··· Records shown

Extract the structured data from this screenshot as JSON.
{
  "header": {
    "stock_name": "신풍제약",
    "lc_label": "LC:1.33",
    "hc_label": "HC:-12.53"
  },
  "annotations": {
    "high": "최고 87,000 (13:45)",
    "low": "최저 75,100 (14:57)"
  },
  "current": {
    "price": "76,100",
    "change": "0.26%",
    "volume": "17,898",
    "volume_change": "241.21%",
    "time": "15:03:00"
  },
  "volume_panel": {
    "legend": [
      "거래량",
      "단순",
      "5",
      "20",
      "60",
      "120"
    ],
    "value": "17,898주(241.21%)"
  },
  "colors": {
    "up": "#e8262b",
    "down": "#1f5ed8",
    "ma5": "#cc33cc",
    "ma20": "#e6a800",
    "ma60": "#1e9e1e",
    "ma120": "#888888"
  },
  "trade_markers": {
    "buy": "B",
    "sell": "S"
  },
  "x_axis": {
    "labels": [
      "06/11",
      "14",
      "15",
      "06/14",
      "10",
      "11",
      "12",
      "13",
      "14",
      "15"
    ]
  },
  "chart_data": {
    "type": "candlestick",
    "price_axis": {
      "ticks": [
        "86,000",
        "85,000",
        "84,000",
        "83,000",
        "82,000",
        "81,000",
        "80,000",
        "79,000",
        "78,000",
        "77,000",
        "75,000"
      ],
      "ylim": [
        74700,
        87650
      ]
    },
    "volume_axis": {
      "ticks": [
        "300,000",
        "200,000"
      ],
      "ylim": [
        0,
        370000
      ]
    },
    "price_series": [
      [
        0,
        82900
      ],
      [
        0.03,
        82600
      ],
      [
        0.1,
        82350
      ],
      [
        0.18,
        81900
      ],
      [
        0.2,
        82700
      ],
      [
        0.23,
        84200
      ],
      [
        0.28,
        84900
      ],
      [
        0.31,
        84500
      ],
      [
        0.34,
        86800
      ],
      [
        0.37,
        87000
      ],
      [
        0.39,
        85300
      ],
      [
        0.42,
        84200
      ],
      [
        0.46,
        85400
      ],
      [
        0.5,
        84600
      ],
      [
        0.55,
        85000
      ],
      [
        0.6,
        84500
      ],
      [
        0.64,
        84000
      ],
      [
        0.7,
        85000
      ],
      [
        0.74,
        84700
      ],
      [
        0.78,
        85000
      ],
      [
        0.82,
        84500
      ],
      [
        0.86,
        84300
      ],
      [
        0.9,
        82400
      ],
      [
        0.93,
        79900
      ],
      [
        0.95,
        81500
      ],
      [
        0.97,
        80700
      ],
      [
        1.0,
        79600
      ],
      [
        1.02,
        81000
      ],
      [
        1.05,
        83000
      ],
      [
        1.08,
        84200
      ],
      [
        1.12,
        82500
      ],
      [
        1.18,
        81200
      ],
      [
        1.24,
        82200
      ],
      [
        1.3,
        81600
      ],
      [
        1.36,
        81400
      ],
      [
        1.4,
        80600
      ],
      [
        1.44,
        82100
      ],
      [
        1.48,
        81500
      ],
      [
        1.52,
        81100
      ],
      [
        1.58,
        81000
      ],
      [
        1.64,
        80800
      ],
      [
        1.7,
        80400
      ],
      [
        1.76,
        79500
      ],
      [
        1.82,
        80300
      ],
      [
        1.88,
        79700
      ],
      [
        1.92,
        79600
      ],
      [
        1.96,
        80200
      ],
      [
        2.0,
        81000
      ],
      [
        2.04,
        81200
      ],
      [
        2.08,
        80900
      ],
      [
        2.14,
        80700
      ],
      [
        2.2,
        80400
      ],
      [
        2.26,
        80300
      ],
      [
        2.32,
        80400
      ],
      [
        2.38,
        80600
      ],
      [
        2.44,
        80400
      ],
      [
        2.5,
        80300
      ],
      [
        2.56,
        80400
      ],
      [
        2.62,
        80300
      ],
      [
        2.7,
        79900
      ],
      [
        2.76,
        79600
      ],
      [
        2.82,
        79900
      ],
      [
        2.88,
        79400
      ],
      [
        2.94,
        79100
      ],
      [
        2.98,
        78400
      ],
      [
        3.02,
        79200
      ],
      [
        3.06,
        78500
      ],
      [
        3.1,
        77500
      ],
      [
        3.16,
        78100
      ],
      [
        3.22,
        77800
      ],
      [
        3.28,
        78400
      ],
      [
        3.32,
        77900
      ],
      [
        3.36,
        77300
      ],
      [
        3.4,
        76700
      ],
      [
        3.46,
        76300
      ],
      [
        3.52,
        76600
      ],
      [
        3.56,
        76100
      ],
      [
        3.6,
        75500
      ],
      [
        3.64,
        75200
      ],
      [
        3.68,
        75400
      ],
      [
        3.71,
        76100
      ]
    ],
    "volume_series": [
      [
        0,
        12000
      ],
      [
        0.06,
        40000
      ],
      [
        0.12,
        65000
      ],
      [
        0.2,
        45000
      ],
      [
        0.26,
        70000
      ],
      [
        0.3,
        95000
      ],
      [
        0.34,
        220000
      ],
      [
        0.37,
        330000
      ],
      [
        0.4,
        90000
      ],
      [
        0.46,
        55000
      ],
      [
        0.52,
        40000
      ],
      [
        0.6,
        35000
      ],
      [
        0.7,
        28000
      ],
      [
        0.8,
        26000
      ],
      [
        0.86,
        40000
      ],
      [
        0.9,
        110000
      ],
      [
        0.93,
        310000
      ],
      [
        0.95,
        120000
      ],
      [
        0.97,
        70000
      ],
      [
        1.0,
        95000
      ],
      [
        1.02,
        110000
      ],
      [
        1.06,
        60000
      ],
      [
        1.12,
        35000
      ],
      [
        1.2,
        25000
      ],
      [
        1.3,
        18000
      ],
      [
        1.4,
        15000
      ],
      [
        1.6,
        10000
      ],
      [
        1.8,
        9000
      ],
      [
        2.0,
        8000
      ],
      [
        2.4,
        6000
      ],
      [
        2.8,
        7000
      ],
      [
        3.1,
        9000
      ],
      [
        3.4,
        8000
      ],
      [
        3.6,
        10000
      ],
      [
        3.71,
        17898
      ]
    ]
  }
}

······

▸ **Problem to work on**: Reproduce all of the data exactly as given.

▸ **Answer area**:
Extract the structured data from this screenshot as JSON.
{
  "header": {
    "stock_name": "신풍제약",
    "lc_label": "LC:1.33",
    "hc_label": "HC:-12.53"
  },
  "annotations": {
    "high": "최고 87,000 (13:45)",
    "low": "최저 75,100 (14:57)"
  },
  "current": {
    "price": "76,100",
    "change": "0.26%",
    "volume": "17,898",
    "volume_change": "241.21%",
    "time": "15:03:00"
  },
  "volume_panel": {
    "legend": [
      "거래량",
      "단순",
      "5",
      "20",
      "60",
      "120"
    ],
    "value": "17,898주(241.21%)"
  },
  "colors": {
    "up": "#e8262b",
    "down": "#1f5ed8",
    "ma5": "#cc33cc",
    "ma20": "#e6a800",
    "ma60": "#1e9e1e",
    "ma120": "#888888"
  },
  "trade_markers": {
    "buy": "B",
    "sell": "S"
  },
  "x_axis": {
    "labels": [
      "06/11",
      "14",
      "15",
      "06/14",
      "10",
      "11",
      "12",
      "13",
      "14",
      "15"
    ]
  },
  "chart_data": {
    "type": "candlestick",
    "price_axis": {
      "ticks": [
        "86,000",
        "85,000",
        "84,000",
        "83,000",
        "82,000",
        "81,000",
        "80,000",
        "79,000",
        "78,000",
        "77,000",
        "75,000"
      ],
      "ylim": [
        74700,
        87650
      ]
    },
    "volume_axis": {
      "ticks": [
        "300,000",
        "200,000"
      ],
      "ylim": [
        0,
        370000
      ]
    },
    "price_series": [
      [
        0,
        82900
      ],
      [
        0.03,
        82600
      ],
      [
        0.1,
        82350
      ],
      [
        0.18,
        81900
      ],
      [
        0.2,
        82700
      ],
      [
        0.23,
        84200
      ],
      [
        0.28,
        84900
      ],
      [
        0.31,
        84500
      ],
      [
        0.34,
        86800
      ],
      [
        0.37,
        87000
      ],
      [
        0.39,
        85300
      ],
      [
        0.42,
        84200
      ],
      [
        0.46,
        85400
      ],
      [
        0.5,
        84600
      ],
      [
        0.55,
        85000
      ],
      [
        0.6,
        84500
      ],
      [
        0.64,
        84000
      ],
      [
        0.7,
        85000
      ],
      [
        0.74,
        84700
      ],
      [
        0.78,
        85000
      ],
      [
        0.82,
        84500
      ],
      [
        0.86,
        84300
      ],
      [
        0.9,
        82400
      ],
      [
        0.93,
        79900
      ],
      [
        0.95,
        81500
      ],
      [
        0.97,
        80700
      ],
      [
        1.0,
        79600
      ],
      [
        1.02,
        81000
      ],
      [
        1.05,
        83000
      ],
      [
        1.08,
        84200
      ],
      [
        1.12,
        82500
      ],
      [
        1.18,
        81200
      ],
      [
        1.24,
        82200
      ],
      [
        1.3,
        81600
      ],
      [
        1.36,
        81400
      ],
      [
        1.4,
        80600
      ],
      [
        1.44,
        82100
      ],
      [
        1.48,
        81500
      ],
      [
        1.52,
        81100
      ],
      [
        1.58,
        81000
      ],
      [
        1.64,
        80800
      ],
      [
        1.7,
        80400
      ],
      [
        1.76,
        79500
      ],
      [
        1.82,
        80300
      ],
      [
        1.88,
        79700
      ],
      [
        1.92,
        79600
      ],
      [
        1.96,
        80200
      ],
      [
        2.0,
        81000
      ],
      [
        2.04,
        81200
      ],
      [
        2.08,
        80900
      ],
      [
        2.14,
        80700
      ],
      [
        2.2,
        80400
      ],
      [
        2.26,
        80300
      ],
      [
        2.32,
        80400
      ],
      [
        2.38,
        80600
      ],
      [
        2.44,
        80400
      ],
      [
        2.5,
        80300
      ],
      [
        2.56,
        80400
      ],
      [
        2.62,
        80300
      ],
      [
        2.7,
        79900
      ],
      [
        2.76,
        79600
      ],
      [
        2.82,
        79900
      ],
      [
        2.88,
        79400
      ],
      [
        2.94,
        79100
      ],
      [
        2.98,
        78400
      ],
      [
        3.02,
        79200
      ],
      [
        3.06,
        78500
      ],
      [
        3.1,
        77500
      ],
      [
        3.16,
        78100
      ],
      [
        3.22,
        77800
      ],
      [
        3.28,
        78400
      ],
      [
        3.32,
        77900
      ],
      [
        3.36,
        77300
      ],
      [
        3.4,
        76700
      ],
      [
        3.46,
        76300
      ],
      [
        3.52,
        76600
      ],
      [
        3.56,
        76100
      ],
      [
        3.6,
        75500
      ],
      [
        3.64,
        75200
      ],
      [
        3.68,
        75400
      ],
      [
        3.71,
        76100
      ]
    ],
    "volume_series": [
      [
        0,
        12000
      ],
      [
        0.06,
        40000
      ],
      [
        0.12,
        65000
      ],
      [
        0.2,
        45000
      ],
      [
        0.26,
        70000
      ],
      [
        0.3,
        95000
      ],
      [
        0.34,
        220000
      ],
      [
        0.37,
        330000
      ],
      [
        0.4,
        90000
      ],
      [
        0.46,
        55000
      ],
      [
        0.52,
        40000
      ],
      [
        0.6,
        35000
      ],
      [
        0.7,
        28000
      ],
      [
        0.8,
        26000
      ],
      [
        0.86,
        40000
      ],
      [
        0.9,
        110000
      ],
      [
        0.93,
        310000
      ],
      [
        0.95,
        120000
      ],
      [
        0.97,
        70000
      ],
      [
        1.0,
        95000
      ],
      [
        1.02,
        110000
      ],
      [
        1.06,
        60000
      ],
      [
        1.12,
        35000
      ],
      [
        1.2,
        25000
      ],
      [
        1.3,
        18000
      ],
      [
        1.4,
        15000
      ],
      [
        1.6,
        10000
      ],
      [
        1.8,
        9000
      ],
      [
        2.0,
        8000
      ],
      [
        2.4,
        6000
      ],
      [
        2.8,
        7000
      ],
      [
        3.1,
        9000
      ],
      [
        3.4,
        8000
      ],
      [
        3.6,
        10000
      ],
      [
        3.71,
        17898
      ]
    ]
  }
}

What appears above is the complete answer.